Gráinne, in any event, chose Clare Island Castle as her stronghold, over Rockfleet and her other castles. Clare Island was at the centre of her marine realm. She used to tie the mooring ropes of her galley to her bed, through her bed-room window, to be able to go on board at a moment’s notice.
For want of other income, her taxing of English ships resumed. One unsuccessful raid ended with her imprisonment. She was released on her promise of stopping this. However, times were increasingly difficult for Gráinne, as English law gradually spread and Gaelic title to land was extinguished. Minor Gaelic nobles gave into threats and force, to avoid disappearance.
Gráinne adhered to Gaelic laws and practices, in the face of growing English oppression and flagging clan loyalties. In 1580, after 15 years of battles and negotiations, Iron Richard, was granted a knighthood by the English governor of Connacht, Sir Nicholas Malby. He was also given the highest title in Connacht, the MacWilliam title.
After the two men died, Sir Richard Bingham was appointed as Governor to Connacht – in 1584.
Bingham considered that “The Irish were never tamed with words but with swords”- setting armies against civilians was a colonial practice. He suppressed a rebellion in 1585, by various branches of the Burkes, with great severity. A force of 2,000 Scots Gaelic mercenaries later came to Connacht, to assist the Burkes. They were routed with a great slaughter.
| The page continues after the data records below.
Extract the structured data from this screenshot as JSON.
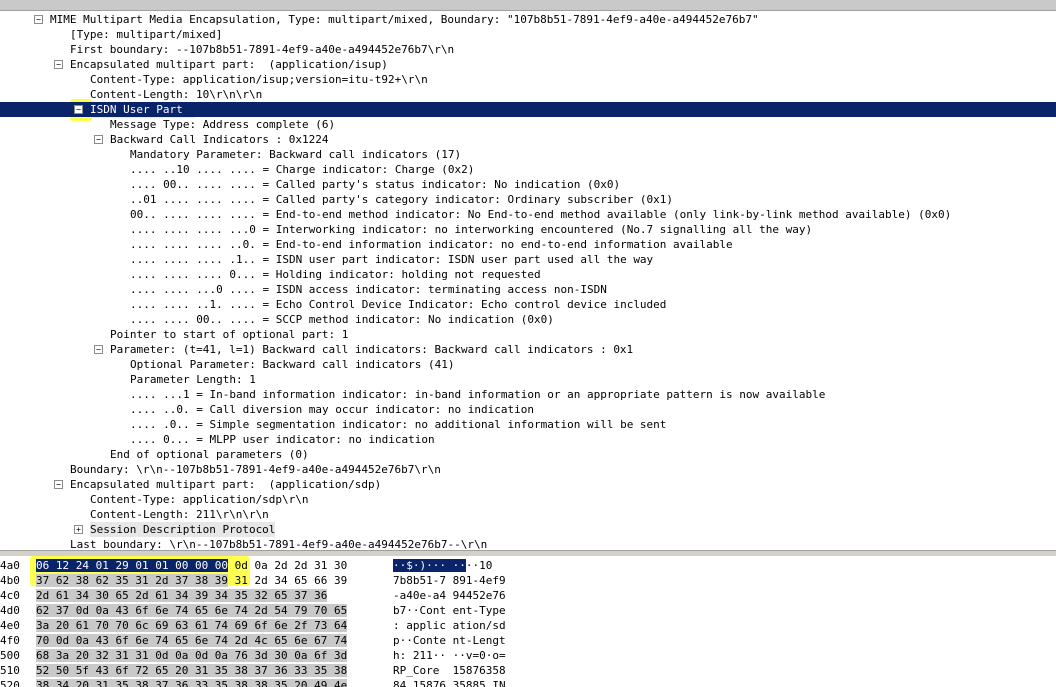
{
  "tree": [
    {
      "t": "MIME Multipart Media Encapsulation, Type: multipart/mixed, Boundary: \"107b8b51-7891-4ef9-a40e-a494452e76b7\"",
      "d": 0,
      "tg": "-"
    },
    {
      "t": "[Type: multipart/mixed]",
      "d": 1
    },
    {
      "t": "First boundary: --107b8b51-7891-4ef9-a40e-a494452e76b7\\r\\n",
      "d": 1
    },
    {
      "t": "Encapsulated multipart part:  (application/isup)",
      "d": 1,
      "tg": "-"
    },
    {
      "t": "Content-Type: application/isup;version=itu-t92+\\r\\n",
      "d": 2
    },
    {
      "t": "Content-Length: 10\\r\\n\\r\\n",
      "d": 2
    },
    {
      "t": "ISDN User Part",
      "d": 2,
      "tg": "-",
      "sel": true
    },
    {
      "t": "Message Type: Address complete (6)",
      "d": 3
    },
    {
      "t": "Backward Call Indicators : 0x1224",
      "d": 3,
      "tg": "-"
    },
    {
      "t": "Mandatory Parameter: Backward call indicators (17)",
      "d": 4
    },
    {
      "t": ".... ..10 .... .... = Charge indicator: Charge (0x2)",
      "d": 4
    },
    {
      "t": ".... 00.. .... .... = Called party's status indicator: No indication (0x0)",
      "d": 4
    },
    {
      "t": "..01 .... .... .... = Called party's category indicator: Ordinary subscriber (0x1)",
      "d": 4
    },
    {
      "t": "00.. .... .... .... = End-to-end method indicator: No End-to-end method available (only link-by-link method available) (0x0)",
      "d": 4
    },
    {
      "t": ".... .... .... ...0 = Interworking indicator: no interworking encountered (No.7 signalling all the way)",
      "d": 4
    },
    {
      "t": ".... .... .... ..0. = End-to-end information indicator: no end-to-end information available",
      "d": 4
    },
    {
      "t": ".... .... .... .1.. = ISDN user part indicator: ISDN user part used all the way",
      "d": 4
    },
    {
      "t": ".... .... .... 0... = Holding indicator: holding not requested",
      "d": 4
    },
    {
      "t": ".... .... ...0 .... = ISDN access indicator: terminating access non-ISDN",
      "d": 4
    },
    {
      "t": ".... .... ..1. .... = Echo Control Device Indicator: Echo control device included",
      "d": 4
    },
    {
      "t": ".... .... 00.. .... = SCCP method indicator: No indication (0x0)",
      "d": 4
    },
    {
      "t": "Pointer to start of optional part: 1",
      "d": 3
    },
    {
      "t": "Parameter: (t=41, l=1) Backward call indicators: Backward call indicators : 0x1",
      "d": 3,
      "tg": "-"
    },
    {
      "t": "Optional Parameter: Backward call indicators (41)",
      "d": 4
    },
    {
      "t": "Parameter Length: 1",
      "d": 4
    },
    {
      "t": ".... ...1 = In-band information indicator: in-band information or an appropriate pattern is now available",
      "d": 4
    },
    {
      "t": ".... ..0. = Call diversion may occur indicator: no indication",
      "d": 4
    },
    {
      "t": ".... .0.. = Simple segmentation indicator: no additional information will be sent",
      "d": 4
    },
    {
      "t": ".... 0... = MLPP user indicator: no indication",
      "d": 4
    },
    {
      "t": "End of optional parameters (0)",
      "d": 3
    },
    {
      "t": "Boundary: \\r\\n--107b8b51-7891-4ef9-a40e-a494452e76b7\\r\\n",
      "d": 1
    },
    {
      "t": "Encapsulated multipart part:  (application/sdp)",
      "d": 1,
      "tg": "-"
    },
    {
      "t": "Content-Type: application/sdp\\r\\n",
      "d": 2
    },
    {
      "t": "Content-Length: 211\\r\\n\\r\\n",
      "d": 2
    },
    {
      "t": "Session Description Protocol",
      "d": 2,
      "tg": "+",
      "shade": true
    },
    {
      "t": "Last boundary: \\r\\n--107b8b51-7891-4ef9-a40e-a494452e76b7--\\r\\n",
      "d": 1
    }
  ],
  "hex": [
    {
      "off": "4a0",
      "b": [
        [
          "06 12 24 01 29 01 01 00 00 00",
          "sel"
        ],
        [
          " 0d 0a 2d 2d 31 30",
          ""
        ]
      ],
      "a": [
        [
          "··$·)··· ··",
          "sel"
        ],
        [
          "··10",
          ""
        ]
      ]
    },
    {
      "off": "4b0",
      "b": [
        [
          "37 62 38 62 35 31 2d 37 38 39",
          "hi"
        ],
        [
          " 31 2d 34 65 66 39",
          ""
        ]
      ],
      "a": [
        [
          "7b8b51-7 891-4ef9",
          ""
        ]
      ]
    },
    {
      "off": "4c0",
      "b": [
        [
          "2d 61 34 30 65 2d 61 34 39 34 35 32 65 37 36",
          "hi"
        ]
      ],
      "a": [
        [
          "-a40e-a4 94452e76",
          ""
        ]
      ]
    },
    {
      "off": "4d0",
      "b": [
        [
          "62 37 0d 0a 43 6f 6e 74 65 6e 74 2d 54 79 70 65",
          "hi"
        ]
      ],
      "a": [
        [
          "b7··Cont ent-Type",
          ""
        ]
      ]
    },
    {
      "off": "4e0",
      "b": [
        [
          "3a 20 61 70 70 6c 69 63 61 74 69 6f 6e 2f 73 64",
          "hi"
        ]
      ],
      "a": [
        [
          ": applic ation/sd",
          ""
        ]
      ]
    },
    {
      "off": "4f0",
      "b": [
        [
          "70 0d 0a 43 6f 6e 74 65 6e 74 2d 4c 65 6e 67 74",
          "hi"
        ]
      ],
      "a": [
        [
          "p··Conte nt-Lengt",
          ""
        ]
      ]
    },
    {
      "off": "500",
      "b": [
        [
          "68 3a 20 32 31 31 0d 0a 0d 0a 76 3d 30 0a 6f 3d",
          "hi"
        ]
      ],
      "a": [
        [
          "h: 211·· ··v=0·o=",
          ""
        ]
      ]
    },
    {
      "off": "510",
      "b": [
        [
          "52 50 5f 43 6f 72 65 20 31 35 38 37 36 33 35 38",
          "hi"
        ]
      ],
      "a": [
        [
          "RP_Core  15876358",
          ""
        ]
      ]
    },
    {
      "off": "520",
      "b": [
        [
          "38 34 20 31 35 38 37 36 33 35 38 38 35 20 49 4e",
          "hi"
        ]
      ],
      "a": [
        [
          "84 15876 35885 IN",
          ""
        ]
      ]
    }
  ]
}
Bingham captured Gráinne, in 1586, and planned to hang her, now 56 years of age. However, he pulled back from this. Her cattle, land and ships were taken. She fell into destitution.
Richard Bingham conducted a quiet but bloody war, extinguishing the Gaelic Order, over thirty years. He arrested Gráinne’s sons, Theobald and Murrough and her half-brother Dónal of the Pipes – a Musician – in 1593. Gráinne petitioned Queen Elizabeth I. Bingham, fearing charges had been laid against him, fled to England.. Gráinne made an historic journey, sailing up the Thames, to meet with Elisabeth, who had ruled England after Henry’s death, in 1547.
Wearing a fine gown, Gráinne met the Queen at Greenwich Palace, with members her Royal Court in attendance. Their only common language was Latin. Gráinne did not bow: they were both queens. They had both suffered personal distress. Elizabeth’s mother, Anne Boleyn, had been twice betrothed before her secret wedding to Henry in 1533. He executed her in 1536, for treason and other charges, marrying Jane Seymour (his third of six) the next day. The two women could reach an agreement.
Elisabeth released Theobald, Murrough and Dónal. Gráinne was to provide some naval service and not tax English merchant ships. In the Nine Years’ War, which followed (1593-1603), Bingham returned and in 1594 troops were quartered on Gráinne’s lands. Ulster’s Hugh O’Neill and Red Hugh O’Donnell, the last great chieftains, opposed English assimilation. Gráinne must support the rebels.
Gráinne died in her early seventies at Rockfleet Castle, c1603, when Elizabeth also died. Gráinne had honourably maintained the practices and principles of Gaelic Civilisation. She lives on in folk memories, as the most magnificent of loyal women. In her day, we were still fully Irish-speaking, adhering to Gaelic laws, which dated back thousands of years ~ and could have served us further. They were still used in Donegal, in sheep trading, in my father’s younger years.